** Opening Records for the task block **

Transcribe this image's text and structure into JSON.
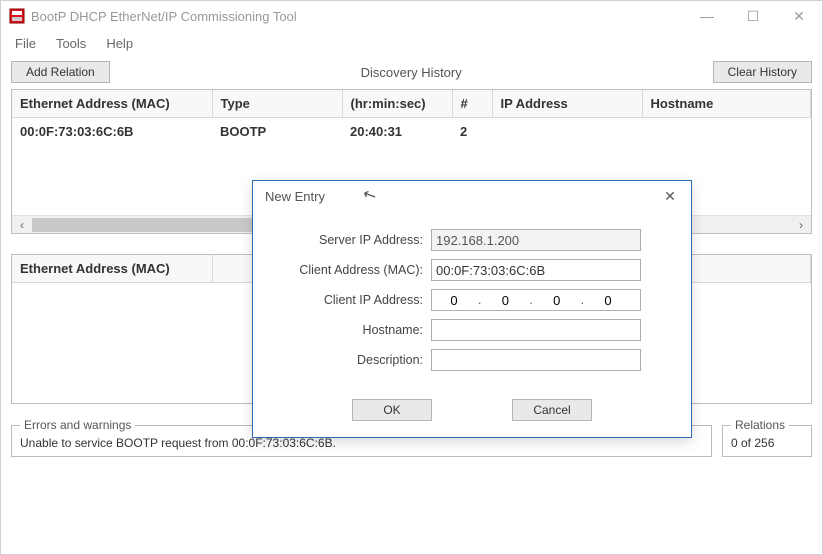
{
  "window": {
    "title": "BootP DHCP EtherNet/IP Commissioning Tool"
  },
  "menu": {
    "file": "File",
    "tools": "Tools",
    "help": "Help"
  },
  "toolbar": {
    "add_relation": "Add Relation",
    "clear_history": "Clear History",
    "discovery_title": "Discovery History"
  },
  "grid": {
    "headers": {
      "mac": "Ethernet Address (MAC)",
      "type": "Type",
      "time": "(hr:min:sec)",
      "count": "#",
      "ip": "IP Address",
      "host": "Hostname"
    },
    "row": {
      "mac": "00:0F:73:03:6C:6B",
      "type": "BOOTP",
      "time": "20:40:31",
      "count": "2",
      "ip": "",
      "host": ""
    }
  },
  "lower_grid": {
    "headers": {
      "mac": "Ethernet Address (MAC)"
    }
  },
  "status": {
    "errors_legend": "Errors and warnings",
    "errors_text": "Unable to service BOOTP request from 00:0F:73:03:6C:6B.",
    "relations_legend": "Relations",
    "relations_text": "0 of 256"
  },
  "dialog": {
    "title": "New Entry",
    "labels": {
      "server_ip": "Server IP Address:",
      "client_mac": "Client Address (MAC):",
      "client_ip": "Client IP Address:",
      "hostname": "Hostname:",
      "description": "Description:"
    },
    "values": {
      "server_ip": "192.168.1.200",
      "client_mac": "00:0F:73:03:6C:6B",
      "client_ip": {
        "a": "0",
        "b": "0",
        "c": "0",
        "d": "0"
      },
      "hostname": "",
      "description": ""
    },
    "buttons": {
      "ok": "OK",
      "cancel": "Cancel"
    }
  }
}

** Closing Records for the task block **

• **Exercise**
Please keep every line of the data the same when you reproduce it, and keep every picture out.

• **Output for this exercise**
Transcribe this image's text and structure into JSON.
{
  "window": {
    "title": "BootP DHCP EtherNet/IP Commissioning Tool"
  },
  "menu": {
    "file": "File",
    "tools": "Tools",
    "help": "Help"
  },
  "toolbar": {
    "add_relation": "Add Relation",
    "clear_history": "Clear History",
    "discovery_title": "Discovery History"
  },
  "grid": {
    "headers": {
      "mac": "Ethernet Address (MAC)",
      "type": "Type",
      "time": "(hr:min:sec)",
      "count": "#",
      "ip": "IP Address",
      "host": "Hostname"
    },
    "row": {
      "mac": "00:0F:73:03:6C:6B",
      "type": "BOOTP",
      "time": "20:40:31",
      "count": "2",
      "ip": "",
      "host": ""
    }
  },
  "lower_grid": {
    "headers": {
      "mac": "Ethernet Address (MAC)"
    }
  },
  "status": {
    "errors_legend": "Errors and warnings",
    "errors_text": "Unable to service BOOTP request from 00:0F:73:03:6C:6B.",
    "relations_legend": "Relations",
    "relations_text": "0 of 256"
  },
  "dialog": {
    "title": "New Entry",
    "labels": {
      "server_ip": "Server IP Address:",
      "client_mac": "Client Address (MAC):",
      "client_ip": "Client IP Address:",
      "hostname": "Hostname:",
      "description": "Description:"
    },
    "values": {
      "server_ip": "192.168.1.200",
      "client_mac": "00:0F:73:03:6C:6B",
      "client_ip": {
        "a": "0",
        "b": "0",
        "c": "0",
        "d": "0"
      },
      "hostname": "",
      "description": ""
    },
    "buttons": {
      "ok": "OK",
      "cancel": "Cancel"
    }
  }
}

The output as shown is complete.